An immigration officer, in an attempt to pursue a crackdown, reportedly showed up to a New York Elementary School to question a fourth grader, but was turned away at the door for not having a warrant.
As confirmed by Eric Phillips, a spokesman for New York Mayor Bill de Blasio, an immigration officer from the US Citizenship and Immigration Services had showed up to an elementary school in Queens in order to question a fourth grader, but was turned away at the door for not having a warrant.
Phillips tweeted: “Mayor’s been briefed on a fed immig agent showing up at Queens’ PS58 Thurs. asking about a 4th grader. School turned him away.

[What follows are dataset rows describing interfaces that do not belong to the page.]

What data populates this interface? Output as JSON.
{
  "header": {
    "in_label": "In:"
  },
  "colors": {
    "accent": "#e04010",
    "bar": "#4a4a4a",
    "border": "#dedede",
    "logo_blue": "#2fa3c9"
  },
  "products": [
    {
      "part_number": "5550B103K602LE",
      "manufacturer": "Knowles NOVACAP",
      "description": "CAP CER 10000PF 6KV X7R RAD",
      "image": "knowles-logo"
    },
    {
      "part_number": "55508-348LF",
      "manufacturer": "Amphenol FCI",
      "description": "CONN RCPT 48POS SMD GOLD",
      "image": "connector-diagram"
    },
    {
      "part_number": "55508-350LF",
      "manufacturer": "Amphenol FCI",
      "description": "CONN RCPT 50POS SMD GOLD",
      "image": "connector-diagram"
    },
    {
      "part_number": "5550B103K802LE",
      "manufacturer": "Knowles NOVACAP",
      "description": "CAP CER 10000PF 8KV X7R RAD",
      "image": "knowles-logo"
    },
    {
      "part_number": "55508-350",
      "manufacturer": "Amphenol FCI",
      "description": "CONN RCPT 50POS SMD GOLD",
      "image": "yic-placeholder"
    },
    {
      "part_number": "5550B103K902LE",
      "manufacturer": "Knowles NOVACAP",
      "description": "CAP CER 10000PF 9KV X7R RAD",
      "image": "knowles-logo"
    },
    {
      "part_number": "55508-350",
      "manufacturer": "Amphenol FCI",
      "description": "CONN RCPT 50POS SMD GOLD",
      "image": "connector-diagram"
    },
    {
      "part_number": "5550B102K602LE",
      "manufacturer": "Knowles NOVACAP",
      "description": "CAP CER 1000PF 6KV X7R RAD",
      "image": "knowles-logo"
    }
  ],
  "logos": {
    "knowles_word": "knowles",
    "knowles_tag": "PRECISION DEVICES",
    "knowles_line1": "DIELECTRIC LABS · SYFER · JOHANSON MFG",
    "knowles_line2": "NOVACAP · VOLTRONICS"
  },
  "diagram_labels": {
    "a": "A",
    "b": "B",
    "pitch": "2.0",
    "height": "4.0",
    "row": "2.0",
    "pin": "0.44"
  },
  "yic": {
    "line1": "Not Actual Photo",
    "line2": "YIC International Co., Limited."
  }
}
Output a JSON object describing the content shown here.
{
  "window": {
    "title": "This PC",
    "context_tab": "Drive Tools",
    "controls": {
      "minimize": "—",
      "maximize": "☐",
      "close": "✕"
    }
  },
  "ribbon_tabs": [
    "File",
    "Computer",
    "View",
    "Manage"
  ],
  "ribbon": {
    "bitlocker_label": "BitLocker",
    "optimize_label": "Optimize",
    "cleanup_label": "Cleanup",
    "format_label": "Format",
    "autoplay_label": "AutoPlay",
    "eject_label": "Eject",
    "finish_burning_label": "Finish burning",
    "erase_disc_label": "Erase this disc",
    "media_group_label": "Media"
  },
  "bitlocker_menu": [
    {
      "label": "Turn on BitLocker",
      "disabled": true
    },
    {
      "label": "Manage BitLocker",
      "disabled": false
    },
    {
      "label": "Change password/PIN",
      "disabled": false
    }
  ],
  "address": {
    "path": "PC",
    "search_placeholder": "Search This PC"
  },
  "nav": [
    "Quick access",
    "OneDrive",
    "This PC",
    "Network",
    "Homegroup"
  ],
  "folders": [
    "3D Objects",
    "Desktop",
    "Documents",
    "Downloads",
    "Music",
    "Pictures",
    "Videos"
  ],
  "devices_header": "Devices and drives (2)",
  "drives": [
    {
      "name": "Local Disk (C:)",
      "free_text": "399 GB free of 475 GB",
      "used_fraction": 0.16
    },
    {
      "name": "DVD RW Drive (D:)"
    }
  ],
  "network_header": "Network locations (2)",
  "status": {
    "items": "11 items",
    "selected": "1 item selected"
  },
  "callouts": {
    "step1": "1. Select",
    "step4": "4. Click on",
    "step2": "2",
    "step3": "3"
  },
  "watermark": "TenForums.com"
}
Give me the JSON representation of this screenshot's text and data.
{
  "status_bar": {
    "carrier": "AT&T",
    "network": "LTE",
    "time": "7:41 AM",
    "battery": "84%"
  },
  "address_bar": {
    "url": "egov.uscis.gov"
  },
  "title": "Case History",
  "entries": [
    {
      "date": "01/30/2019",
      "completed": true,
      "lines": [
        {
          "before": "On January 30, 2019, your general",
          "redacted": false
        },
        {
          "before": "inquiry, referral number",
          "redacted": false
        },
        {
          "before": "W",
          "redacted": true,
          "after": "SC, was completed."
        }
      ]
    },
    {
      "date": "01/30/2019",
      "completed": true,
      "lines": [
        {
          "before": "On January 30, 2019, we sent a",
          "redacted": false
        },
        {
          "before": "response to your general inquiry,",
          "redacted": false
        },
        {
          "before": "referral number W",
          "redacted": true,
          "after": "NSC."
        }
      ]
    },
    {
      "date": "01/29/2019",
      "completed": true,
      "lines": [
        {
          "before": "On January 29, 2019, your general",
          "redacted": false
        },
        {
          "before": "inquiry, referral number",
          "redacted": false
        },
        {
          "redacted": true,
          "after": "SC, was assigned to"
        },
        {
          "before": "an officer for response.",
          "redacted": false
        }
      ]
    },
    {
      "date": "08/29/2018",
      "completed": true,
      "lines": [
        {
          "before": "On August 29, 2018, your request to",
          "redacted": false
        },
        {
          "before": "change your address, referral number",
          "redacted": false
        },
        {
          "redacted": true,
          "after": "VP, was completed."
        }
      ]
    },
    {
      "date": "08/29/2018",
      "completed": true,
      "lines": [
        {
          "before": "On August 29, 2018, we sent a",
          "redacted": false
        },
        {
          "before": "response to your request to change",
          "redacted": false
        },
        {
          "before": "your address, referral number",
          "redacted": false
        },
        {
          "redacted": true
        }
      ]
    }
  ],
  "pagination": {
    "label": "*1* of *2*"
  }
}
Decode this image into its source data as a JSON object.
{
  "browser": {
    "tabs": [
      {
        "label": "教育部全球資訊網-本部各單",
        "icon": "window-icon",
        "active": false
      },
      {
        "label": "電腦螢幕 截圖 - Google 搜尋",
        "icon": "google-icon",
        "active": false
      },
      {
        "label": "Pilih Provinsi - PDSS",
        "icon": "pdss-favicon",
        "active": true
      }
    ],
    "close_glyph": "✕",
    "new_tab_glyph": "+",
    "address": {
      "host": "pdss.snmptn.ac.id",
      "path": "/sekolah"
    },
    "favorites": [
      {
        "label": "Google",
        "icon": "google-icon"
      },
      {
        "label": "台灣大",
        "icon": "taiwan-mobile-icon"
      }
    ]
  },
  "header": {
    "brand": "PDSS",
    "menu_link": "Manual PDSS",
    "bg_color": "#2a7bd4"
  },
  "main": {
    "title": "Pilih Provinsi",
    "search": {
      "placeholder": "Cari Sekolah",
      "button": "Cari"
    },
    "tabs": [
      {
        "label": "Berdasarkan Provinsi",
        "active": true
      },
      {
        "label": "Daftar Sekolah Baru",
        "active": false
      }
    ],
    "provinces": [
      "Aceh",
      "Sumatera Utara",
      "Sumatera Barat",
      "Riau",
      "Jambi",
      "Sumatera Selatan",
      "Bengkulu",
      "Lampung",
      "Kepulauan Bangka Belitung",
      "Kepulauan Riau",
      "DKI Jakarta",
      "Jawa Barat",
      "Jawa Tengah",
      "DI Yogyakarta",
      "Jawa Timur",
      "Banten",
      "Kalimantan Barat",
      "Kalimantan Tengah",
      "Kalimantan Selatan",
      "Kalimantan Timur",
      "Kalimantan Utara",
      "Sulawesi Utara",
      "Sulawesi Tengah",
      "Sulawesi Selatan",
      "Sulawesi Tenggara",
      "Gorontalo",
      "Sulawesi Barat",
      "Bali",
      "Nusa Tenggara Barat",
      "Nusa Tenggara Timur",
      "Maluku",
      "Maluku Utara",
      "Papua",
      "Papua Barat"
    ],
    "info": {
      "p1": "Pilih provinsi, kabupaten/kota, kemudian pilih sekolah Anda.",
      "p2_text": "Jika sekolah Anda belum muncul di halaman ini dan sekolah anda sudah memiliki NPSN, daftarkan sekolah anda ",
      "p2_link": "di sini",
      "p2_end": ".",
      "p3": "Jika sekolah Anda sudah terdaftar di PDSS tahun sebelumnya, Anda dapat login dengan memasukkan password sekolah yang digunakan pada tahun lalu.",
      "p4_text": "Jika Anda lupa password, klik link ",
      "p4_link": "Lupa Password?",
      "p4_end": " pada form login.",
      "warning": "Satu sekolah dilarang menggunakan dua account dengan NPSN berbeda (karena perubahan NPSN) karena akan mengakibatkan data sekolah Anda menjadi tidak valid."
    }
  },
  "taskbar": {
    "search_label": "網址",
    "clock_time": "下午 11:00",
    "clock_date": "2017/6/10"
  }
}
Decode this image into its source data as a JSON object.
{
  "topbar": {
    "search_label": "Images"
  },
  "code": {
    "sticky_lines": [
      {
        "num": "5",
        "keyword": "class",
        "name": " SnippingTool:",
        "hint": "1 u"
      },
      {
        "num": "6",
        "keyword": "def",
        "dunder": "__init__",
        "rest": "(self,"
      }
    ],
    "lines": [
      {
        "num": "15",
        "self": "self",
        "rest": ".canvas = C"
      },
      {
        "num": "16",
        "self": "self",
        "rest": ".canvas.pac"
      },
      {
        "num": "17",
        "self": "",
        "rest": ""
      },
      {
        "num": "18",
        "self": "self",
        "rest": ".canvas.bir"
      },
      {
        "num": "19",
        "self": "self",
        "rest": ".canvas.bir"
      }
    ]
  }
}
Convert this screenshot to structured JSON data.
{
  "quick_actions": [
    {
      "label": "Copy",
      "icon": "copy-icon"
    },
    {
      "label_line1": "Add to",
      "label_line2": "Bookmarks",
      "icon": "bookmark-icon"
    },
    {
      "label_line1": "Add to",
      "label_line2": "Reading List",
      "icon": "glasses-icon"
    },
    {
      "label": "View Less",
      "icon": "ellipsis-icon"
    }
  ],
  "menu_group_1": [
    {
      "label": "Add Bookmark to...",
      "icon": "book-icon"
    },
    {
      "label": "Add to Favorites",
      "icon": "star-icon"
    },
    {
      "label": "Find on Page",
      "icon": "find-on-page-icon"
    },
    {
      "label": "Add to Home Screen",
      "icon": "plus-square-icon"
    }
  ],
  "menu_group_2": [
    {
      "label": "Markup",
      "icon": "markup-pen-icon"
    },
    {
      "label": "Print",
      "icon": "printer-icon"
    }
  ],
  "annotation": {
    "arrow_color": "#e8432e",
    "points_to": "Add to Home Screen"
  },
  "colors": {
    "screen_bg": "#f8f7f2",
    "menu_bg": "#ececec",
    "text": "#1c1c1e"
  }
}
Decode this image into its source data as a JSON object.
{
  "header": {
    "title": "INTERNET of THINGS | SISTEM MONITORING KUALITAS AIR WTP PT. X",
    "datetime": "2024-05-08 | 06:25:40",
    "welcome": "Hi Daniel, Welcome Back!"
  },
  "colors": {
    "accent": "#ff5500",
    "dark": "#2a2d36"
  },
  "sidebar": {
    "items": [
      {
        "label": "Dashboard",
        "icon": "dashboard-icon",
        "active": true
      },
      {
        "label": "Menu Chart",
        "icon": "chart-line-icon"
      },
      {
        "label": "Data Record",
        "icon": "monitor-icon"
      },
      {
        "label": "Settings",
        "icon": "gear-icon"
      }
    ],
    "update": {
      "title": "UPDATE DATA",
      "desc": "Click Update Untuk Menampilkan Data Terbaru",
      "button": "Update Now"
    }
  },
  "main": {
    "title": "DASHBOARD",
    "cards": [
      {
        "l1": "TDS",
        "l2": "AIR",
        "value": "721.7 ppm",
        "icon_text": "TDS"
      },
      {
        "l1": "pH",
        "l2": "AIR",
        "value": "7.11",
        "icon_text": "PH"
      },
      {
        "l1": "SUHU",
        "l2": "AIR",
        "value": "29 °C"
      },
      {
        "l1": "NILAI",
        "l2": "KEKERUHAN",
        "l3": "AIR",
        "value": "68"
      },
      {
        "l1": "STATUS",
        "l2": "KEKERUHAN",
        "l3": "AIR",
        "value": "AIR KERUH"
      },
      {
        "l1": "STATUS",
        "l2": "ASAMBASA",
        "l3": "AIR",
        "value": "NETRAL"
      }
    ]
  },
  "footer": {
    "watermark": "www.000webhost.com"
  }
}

A 4th grader.”
Earlier in the year, Mayor De Blasio had announced a policy preventing custom agents onto school grounds unless they had a warrant- a policy put in place to prevent such incidents from happening.
He had said: “We’re not allowing (Immigration and Customs Enforcement) agents in the building, because I think parents are so afraid right now, and are worried that an agent could literally come into a building and single out their child, we want them to know that can’t happen under this policy.”
Schools Chancellor Carmen Farina responded by saying: “All students, regardless of immigration status, are welcome in NYC public schools, and parents should rest assured that we will do everything on our power to protect students, staff and families.”
“We’re looking into this incident and are providing schools with additional information on our protocol and more trainings.”
Melinda Katz, the borough president of Queens also responded to the incident, saying: “As a mother, I am deeply troubled and horrified at this attempt on the part of federal immigration agents to reach any child in our schools.”
“PS 58 officials did the right thing by following proper protocols of the city administration, stopping the agents at the door and protecting their students.”